The worst target of Marlene’s malice was costar Boyer – by no fault of his own. Dietrich spared him nothing, mouthing off to anyone who would listen about his “tewibble toupee”! Apparently, the intense heat caused the already-balding actor’s hairpiece to open front end, with warm “towents” of sweat cascading over La Dietrich’s punim.
Sternberg-deprived, she would often bemoan out loud “Where’s my Joe?” to deaf ears and pissed off smelly, fly-friendly equines.
Like it’s recent predecessors, ALLAH‘s celebrated faces took a backseat to the glories of Technicolor, as rendered by three masters of photography: W. Howard Greene, Harold Rosson, and (uncredited) Virgil Miller (the former two winning a special Oscar for their endeavors). The visuals far outweigh the narrative (including such immortal dialog as “You come a land of fire, and, I think, you ARE fire!”), and are, as we often fondly state, drop dead gorgeous. With every new production, three-strip was becoming more advanced; the difference between ALLAH and Dancing Pirate (released the same year) is like night and day.

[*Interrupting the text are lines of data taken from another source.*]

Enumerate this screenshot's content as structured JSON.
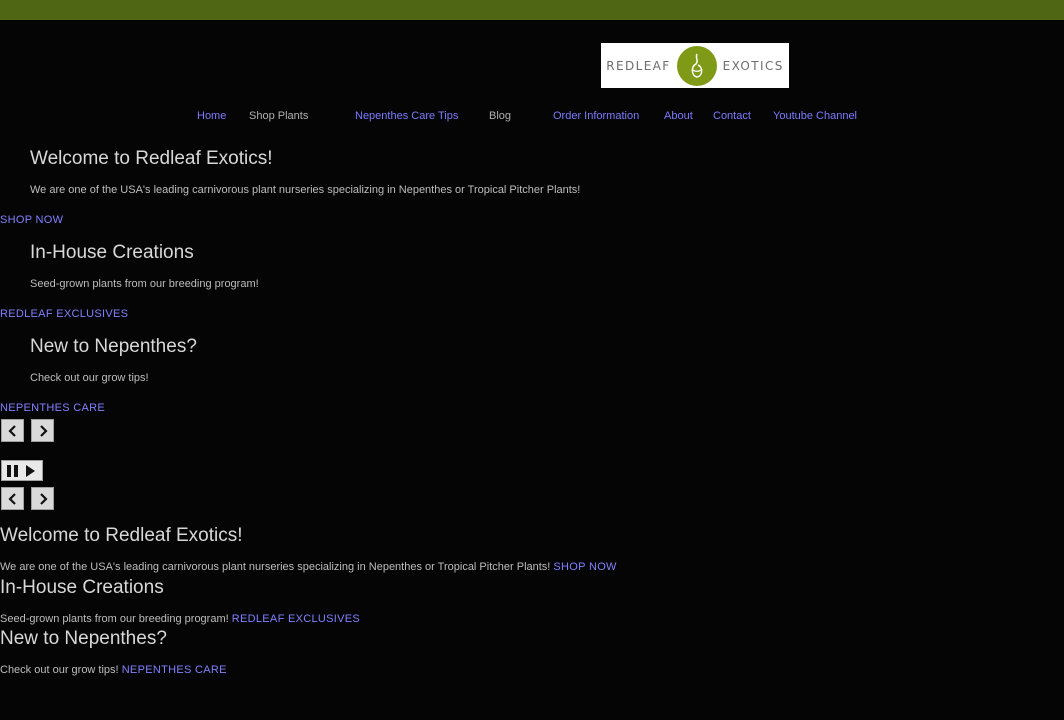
{
  "logo": {
    "left_text": "REDLEAF",
    "right_text": "EXOTICS"
  },
  "nav": {
    "items": [
      {
        "label": "Home"
      },
      {
        "label": "Shop Plants"
      },
      {
        "label": "Nepenthes Care Tips"
      },
      {
        "label": "Blog"
      },
      {
        "label": "Order Information"
      },
      {
        "label": "About"
      },
      {
        "label": "Contact"
      },
      {
        "label": "Youtube Channel"
      }
    ]
  },
  "slides": [
    {
      "title": "Welcome to Redleaf Exotics!",
      "text": "We are one of the USA's leading carnivorous plant nurseries specializing in Nepenthes or Tropical Pitcher Plants!",
      "cta": "SHOP NOW"
    },
    {
      "title": "In-House Creations",
      "text": "Seed-grown plants from our breeding program!",
      "cta": "REDLEAF EXCLUSIVES"
    },
    {
      "title": "New to Nepenthes?",
      "text": "Check out our grow tips!",
      "cta": "NEPENTHES CARE"
    }
  ],
  "controls": {
    "prev_icon": "chevron-left-icon",
    "next_icon": "chevron-right-icon",
    "pause_icon": "pause-play-icon"
  },
  "colors": {
    "topbar": "#4f6614",
    "link": "#7b7bff",
    "background": "#050505"
  }
}
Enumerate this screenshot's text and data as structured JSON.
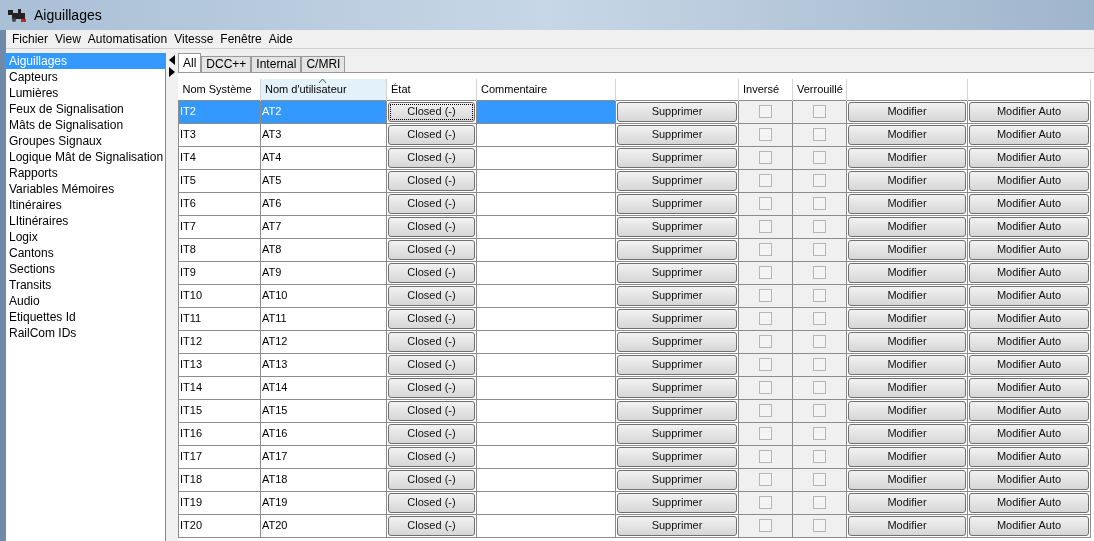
{
  "window": {
    "title": "Aiguillages"
  },
  "menu": [
    "Fichier",
    "View",
    "Automatisation",
    "Vitesse",
    "Fenêtre",
    "Aide"
  ],
  "sidebar": {
    "items": [
      {
        "label": "Aiguillages",
        "selected": true
      },
      {
        "label": "Capteurs",
        "selected": false
      },
      {
        "label": "Lumières",
        "selected": false
      },
      {
        "label": "Feux de Signalisation",
        "selected": false
      },
      {
        "label": "Mâts de Signalisation",
        "selected": false
      },
      {
        "label": "Groupes Signaux",
        "selected": false
      },
      {
        "label": "Logique Mât de Signalisation",
        "selected": false
      },
      {
        "label": "Rapports",
        "selected": false
      },
      {
        "label": "Variables Mémoires",
        "selected": false
      },
      {
        "label": "Itinéraires",
        "selected": false
      },
      {
        "label": "LItinéraires",
        "selected": false
      },
      {
        "label": "Logix",
        "selected": false
      },
      {
        "label": "Cantons",
        "selected": false
      },
      {
        "label": "Sections",
        "selected": false
      },
      {
        "label": "Transits",
        "selected": false
      },
      {
        "label": "Audio",
        "selected": false
      },
      {
        "label": "Etiquettes Id",
        "selected": false
      },
      {
        "label": "RailCom IDs",
        "selected": false
      }
    ]
  },
  "tabs": [
    {
      "label": "All",
      "selected": true
    },
    {
      "label": "DCC++",
      "selected": false
    },
    {
      "label": "Internal",
      "selected": false
    },
    {
      "label": "C/MRI",
      "selected": false
    }
  ],
  "table": {
    "columns": [
      {
        "label": "Nom Système",
        "sorted": false
      },
      {
        "label": "Nom d'utilisateur",
        "sorted": true
      },
      {
        "label": "État",
        "sorted": false
      },
      {
        "label": "Commentaire",
        "sorted": false
      },
      {
        "sorted": false
      },
      {
        "label": "Inversé",
        "sorted": false
      },
      {
        "label": "Verrouillé",
        "sorted": false
      },
      {
        "sorted": false
      },
      {
        "sorted": false
      }
    ],
    "rows": [
      {
        "system": "IT2",
        "user": "AT2",
        "state": "Closed (-)",
        "delete": "Supprimer",
        "inverted": false,
        "locked": false,
        "edit": "Modifier",
        "edit_auto": "Modifier Auto",
        "selected": true
      },
      {
        "system": "IT3",
        "user": "AT3",
        "state": "Closed (-)",
        "delete": "Supprimer",
        "inverted": false,
        "locked": false,
        "edit": "Modifier",
        "edit_auto": "Modifier Auto",
        "selected": false
      },
      {
        "system": "IT4",
        "user": "AT4",
        "state": "Closed (-)",
        "delete": "Supprimer",
        "inverted": false,
        "locked": false,
        "edit": "Modifier",
        "edit_auto": "Modifier Auto",
        "selected": false
      },
      {
        "system": "IT5",
        "user": "AT5",
        "state": "Closed (-)",
        "delete": "Supprimer",
        "inverted": false,
        "locked": false,
        "edit": "Modifier",
        "edit_auto": "Modifier Auto",
        "selected": false
      },
      {
        "system": "IT6",
        "user": "AT6",
        "state": "Closed (-)",
        "delete": "Supprimer",
        "inverted": false,
        "locked": false,
        "edit": "Modifier",
        "edit_auto": "Modifier Auto",
        "selected": false
      },
      {
        "system": "IT7",
        "user": "AT7",
        "state": "Closed (-)",
        "delete": "Supprimer",
        "inverted": false,
        "locked": false,
        "edit": "Modifier",
        "edit_auto": "Modifier Auto",
        "selected": false
      },
      {
        "system": "IT8",
        "user": "AT8",
        "state": "Closed (-)",
        "delete": "Supprimer",
        "inverted": false,
        "locked": false,
        "edit": "Modifier",
        "edit_auto": "Modifier Auto",
        "selected": false
      },
      {
        "system": "IT9",
        "user": "AT9",
        "state": "Closed (-)",
        "delete": "Supprimer",
        "inverted": false,
        "locked": false,
        "edit": "Modifier",
        "edit_auto": "Modifier Auto",
        "selected": false
      },
      {
        "system": "IT10",
        "user": "AT10",
        "state": "Closed (-)",
        "delete": "Supprimer",
        "inverted": false,
        "locked": false,
        "edit": "Modifier",
        "edit_auto": "Modifier Auto",
        "selected": false
      },
      {
        "system": "IT11",
        "user": "AT11",
        "state": "Closed (-)",
        "delete": "Supprimer",
        "inverted": false,
        "locked": false,
        "edit": "Modifier",
        "edit_auto": "Modifier Auto",
        "selected": false
      },
      {
        "system": "IT12",
        "user": "AT12",
        "state": "Closed (-)",
        "delete": "Supprimer",
        "inverted": false,
        "locked": false,
        "edit": "Modifier",
        "edit_auto": "Modifier Auto",
        "selected": false
      },
      {
        "system": "IT13",
        "user": "AT13",
        "state": "Closed (-)",
        "delete": "Supprimer",
        "inverted": false,
        "locked": false,
        "edit": "Modifier",
        "edit_auto": "Modifier Auto",
        "selected": false
      },
      {
        "system": "IT14",
        "user": "AT14",
        "state": "Closed (-)",
        "delete": "Supprimer",
        "inverted": false,
        "locked": false,
        "edit": "Modifier",
        "edit_auto": "Modifier Auto",
        "selected": false
      },
      {
        "system": "IT15",
        "user": "AT15",
        "state": "Closed (-)",
        "delete": "Supprimer",
        "inverted": false,
        "locked": false,
        "edit": "Modifier",
        "edit_auto": "Modifier Auto",
        "selected": false
      },
      {
        "system": "IT16",
        "user": "AT16",
        "state": "Closed (-)",
        "delete": "Supprimer",
        "inverted": false,
        "locked": false,
        "edit": "Modifier",
        "edit_auto": "Modifier Auto",
        "selected": false
      },
      {
        "system": "IT17",
        "user": "AT17",
        "state": "Closed (-)",
        "delete": "Supprimer",
        "inverted": false,
        "locked": false,
        "edit": "Modifier",
        "edit_auto": "Modifier Auto",
        "selected": false
      },
      {
        "system": "IT18",
        "user": "AT18",
        "state": "Closed (-)",
        "delete": "Supprimer",
        "inverted": false,
        "locked": false,
        "edit": "Modifier",
        "edit_auto": "Modifier Auto",
        "selected": false
      },
      {
        "system": "IT19",
        "user": "AT19",
        "state": "Closed (-)",
        "delete": "Supprimer",
        "inverted": false,
        "locked": false,
        "edit": "Modifier",
        "edit_auto": "Modifier Auto",
        "selected": false
      },
      {
        "system": "IT20",
        "user": "AT20",
        "state": "Closed (-)",
        "delete": "Supprimer",
        "inverted": false,
        "locked": false,
        "edit": "Modifier",
        "edit_auto": "Modifier Auto",
        "selected": false
      }
    ]
  }
}
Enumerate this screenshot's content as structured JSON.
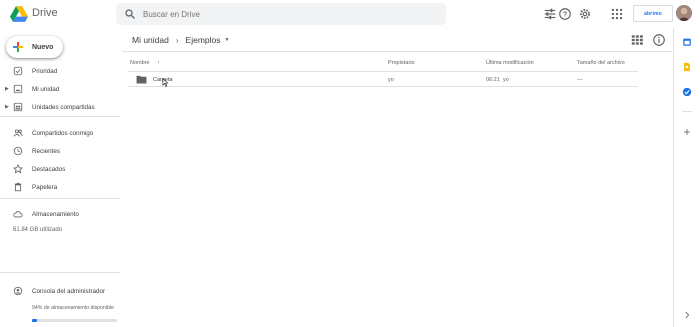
{
  "app": {
    "name": "Drive"
  },
  "search": {
    "placeholder": "Buscar en Drive"
  },
  "header_icons": [
    "help-icon",
    "settings-icon",
    "apps-grid-icon"
  ],
  "brand": {
    "text": "abrimo"
  },
  "sidebar": {
    "new_label": "Nuevo",
    "items": [
      {
        "label": "Prioridad",
        "icon": "check-circle-icon"
      },
      {
        "label": "Mi unidad",
        "icon": "my-drive-icon"
      },
      {
        "label": "Unidades compartidas",
        "icon": "shared-drives-icon"
      },
      {
        "label": "Compartidos conmigo",
        "icon": "people-icon"
      },
      {
        "label": "Recientes",
        "icon": "clock-icon"
      },
      {
        "label": "Destacados",
        "icon": "star-icon"
      },
      {
        "label": "Papelera",
        "icon": "trash-icon"
      },
      {
        "label": "Almacenamiento",
        "icon": "cloud-icon"
      }
    ],
    "storage_used": "61.84 GB utilizado",
    "admin_label": "Consola del administrador",
    "available": "94% de almacenamiento disponible",
    "storage_fill_percent": 6
  },
  "breadcrumb": {
    "root": "Mi unidad",
    "current": "Ejemplos"
  },
  "table": {
    "headers": {
      "name": "Nombre",
      "owner": "Propietario",
      "modified": "Última modificación",
      "size": "Tamaño del archivo"
    },
    "rows": [
      {
        "name": "Carpeta",
        "owner": "yo",
        "modified": "06:21",
        "modified_by": "yo",
        "size": "—"
      }
    ]
  },
  "colors": {
    "accent": "#1a73e8",
    "icon_gray": "#5f6368",
    "text": "#3c4043"
  }
}
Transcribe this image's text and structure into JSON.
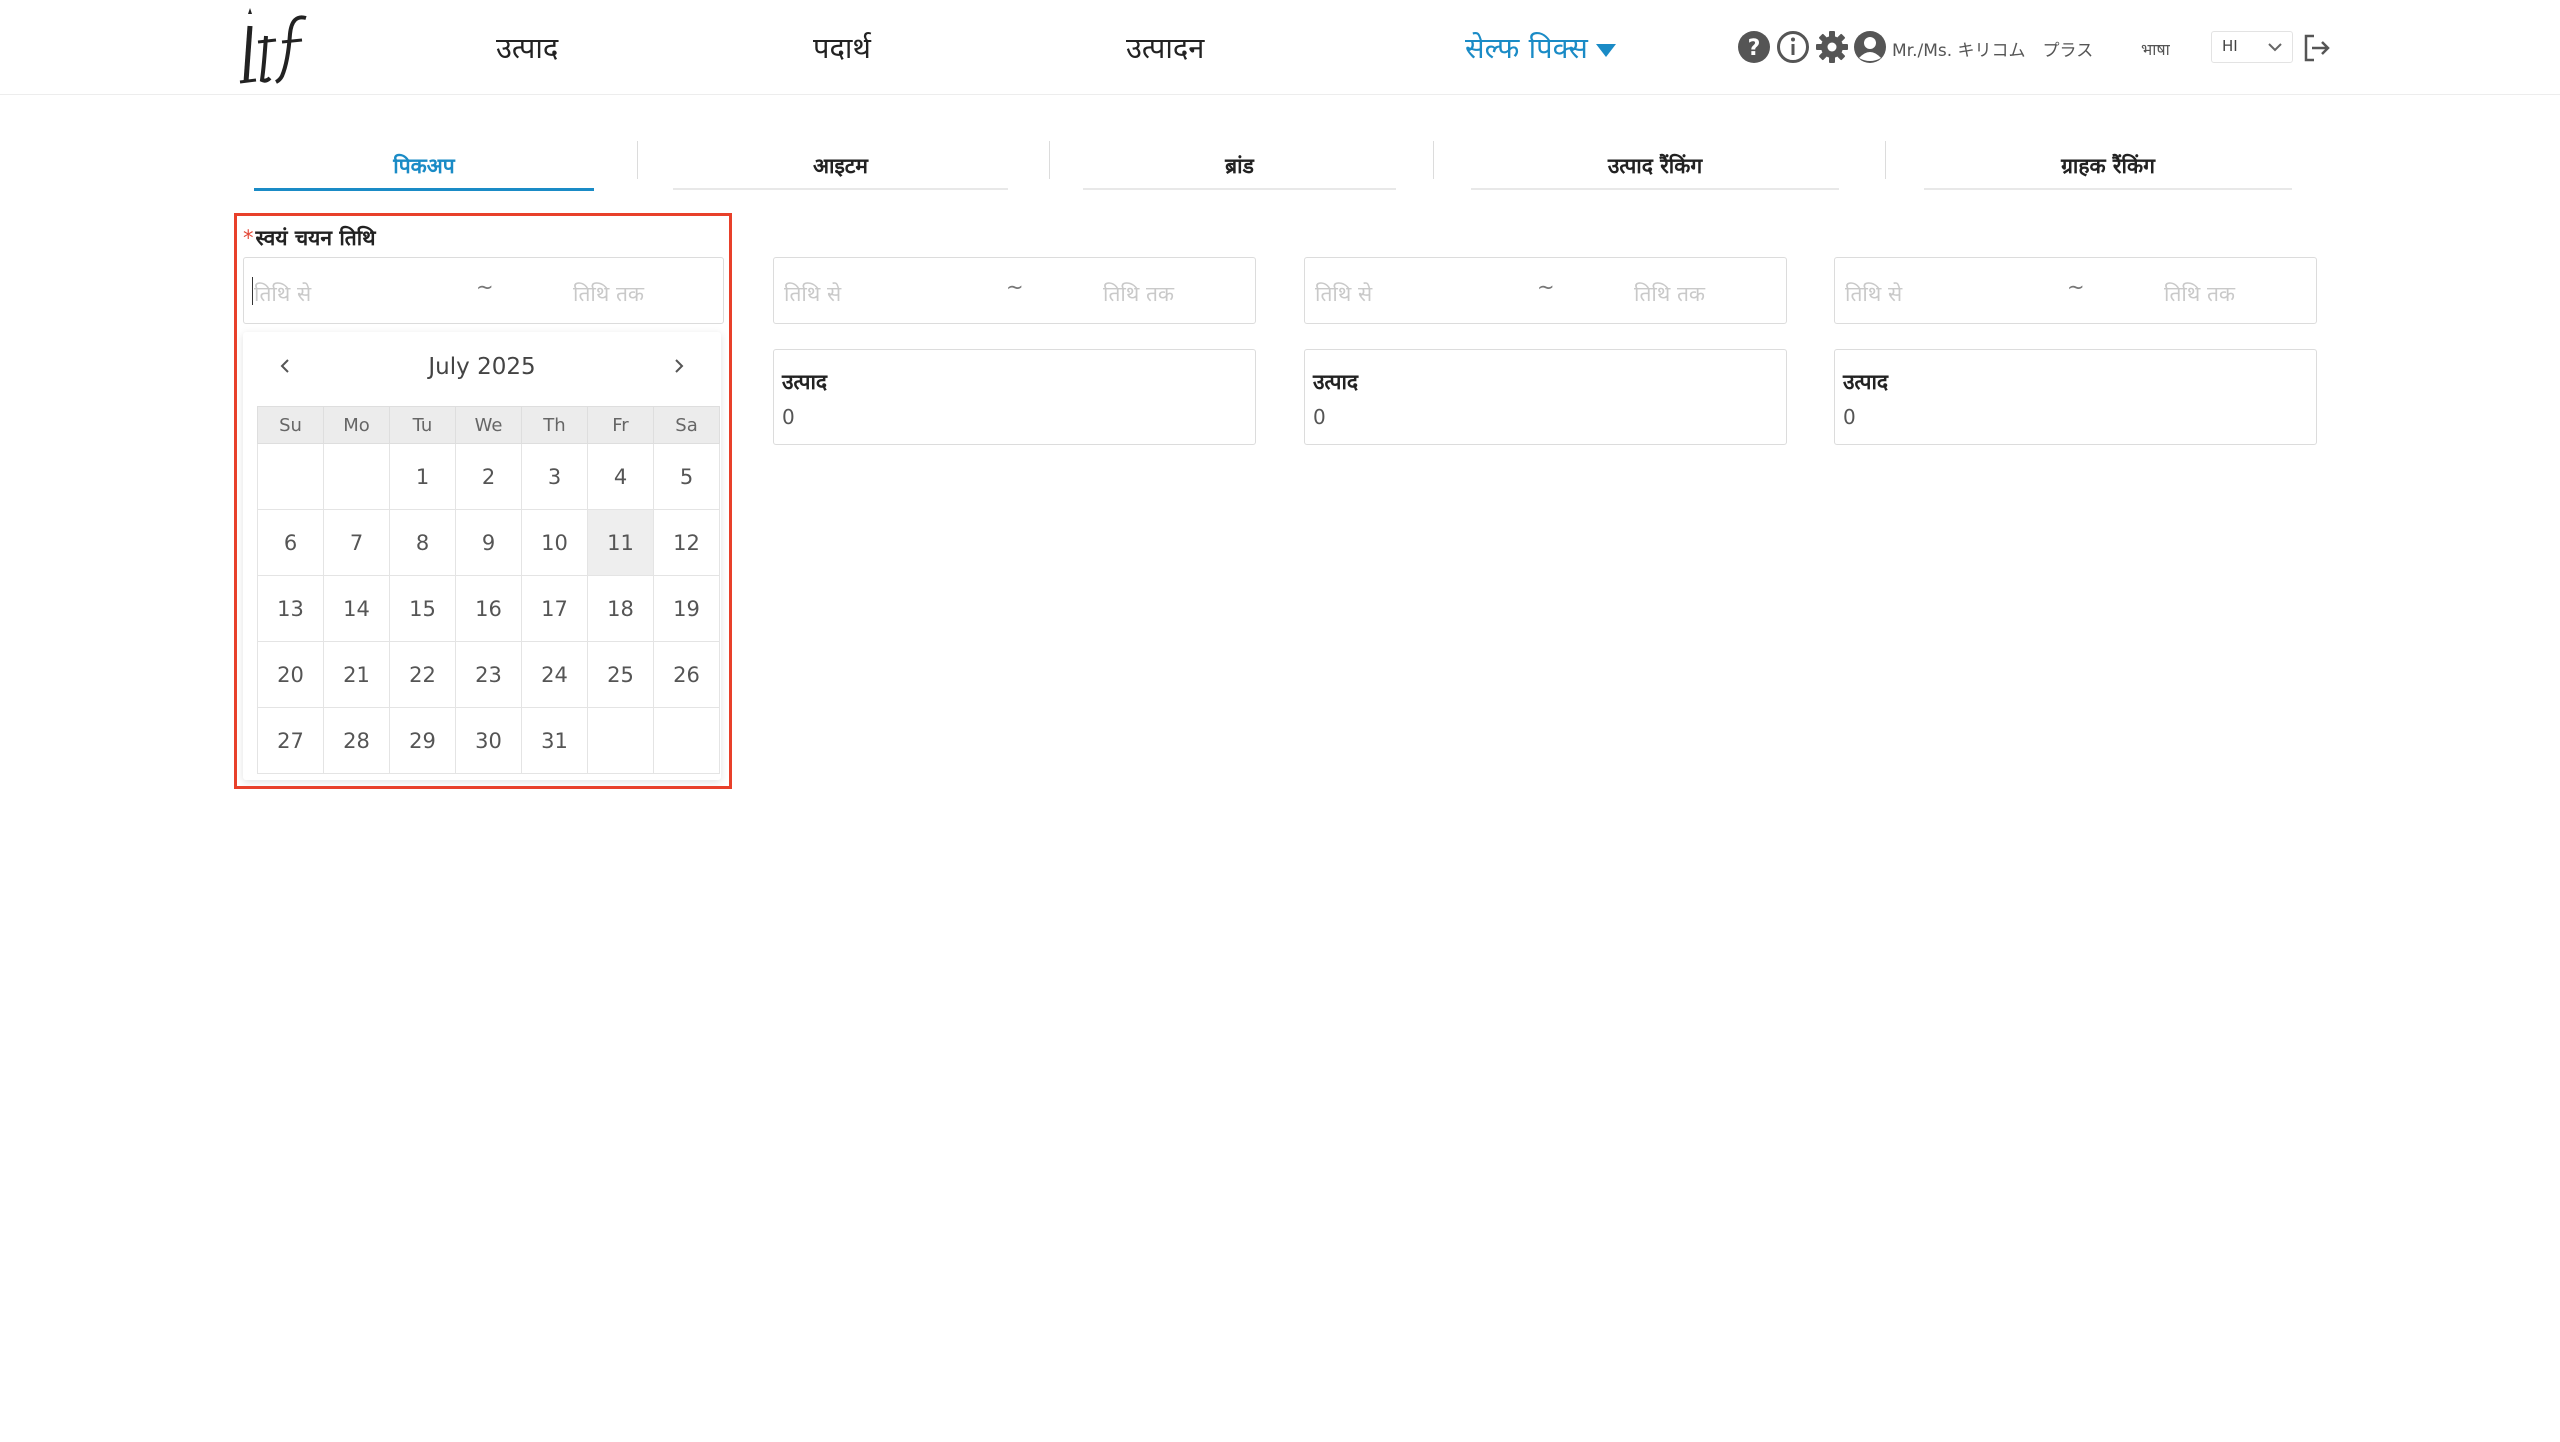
{
  "header": {
    "nav": [
      "उत्पाद",
      "पदार्थ",
      "उत्पादन"
    ],
    "nav_active": "सेल्फ पिक्स",
    "user_name": "Mr./Ms. キリコム　プラス",
    "lang_label": "भाषा",
    "lang_value": "HI",
    "icons": [
      "help-icon",
      "info-icon",
      "gear-icon",
      "user-icon",
      "logout-icon"
    ],
    "accent_color": "#1a8bc6"
  },
  "tabs": [
    "पिकअप",
    "आइटम",
    "ब्रांड",
    "उत्पाद रैंकिंग",
    "ग्राहक रैंकिंग"
  ],
  "active_tab": "पिकअप",
  "filter": {
    "label": "स्वयं चयन तिथि",
    "required_mark": "*",
    "from_placeholder": "तिथि से",
    "separator": "~",
    "to_placeholder": "तिथि तक"
  },
  "stats": [
    {
      "title": "उत्पाद",
      "value": "0"
    },
    {
      "title": "उत्पाद",
      "value": "0"
    },
    {
      "title": "उत्पाद",
      "value": "0"
    }
  ],
  "calendar": {
    "title": "July 2025",
    "weekdays": [
      "Su",
      "Mo",
      "Tu",
      "We",
      "Th",
      "Fr",
      "Sa"
    ],
    "weeks": [
      [
        "",
        "",
        "1",
        "2",
        "3",
        "4",
        "5"
      ],
      [
        "6",
        "7",
        "8",
        "9",
        "10",
        "11",
        "12"
      ],
      [
        "13",
        "14",
        "15",
        "16",
        "17",
        "18",
        "19"
      ],
      [
        "20",
        "21",
        "22",
        "23",
        "24",
        "25",
        "26"
      ],
      [
        "27",
        "28",
        "29",
        "30",
        "31",
        "",
        ""
      ]
    ],
    "highlighted_day": "11"
  }
}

The Kino-Lorber Blu-Ray of THE GARDEN OF ALLAH is a knockout, faithfully rendering a hues-and-tones facsimile of what the 1936 excitement was all about, certainly the most expensive IB pic for the then-new process to-date. Herbert Kalmus’s Technicolor company fared best for all the production’s grueling toils…as evidenced by the reception. Long story short, Technicolor got the lion’s share of the reviews, and while ALLAH, at least initially, did a fairly brisk business, it could come nowhere near to recouping the pic’s massive costs. Dietrich would continue to plummet in popularity polls until 1939’s Destry Rides Again permanently resurrected her from the Box-Office Poison list. Her last word on Technicolor, ALLAH, and the company that released it (United Artists) would come several months later. UA invited the star to attend the premiere of the Disney’s Snow White, the first animated feature in three-strip. Besieged by the press upon exiting the theater, her response was classic Marlene: “Big deal,” she shrugged, “it’s a cartoon!”
Selznick was undaunted, however, and eagerly planned more Technicolor vehicles for his upcoming release schedule. But that’s for another time (like next week).
THE GARDEN OF ALLAH. Color. Full frame [1.33:1; 1080p High Definition]; 2.0 DTS-HD MA. Kino-Lorber Studio Classics. CAT# K22826. SRP: $29.95.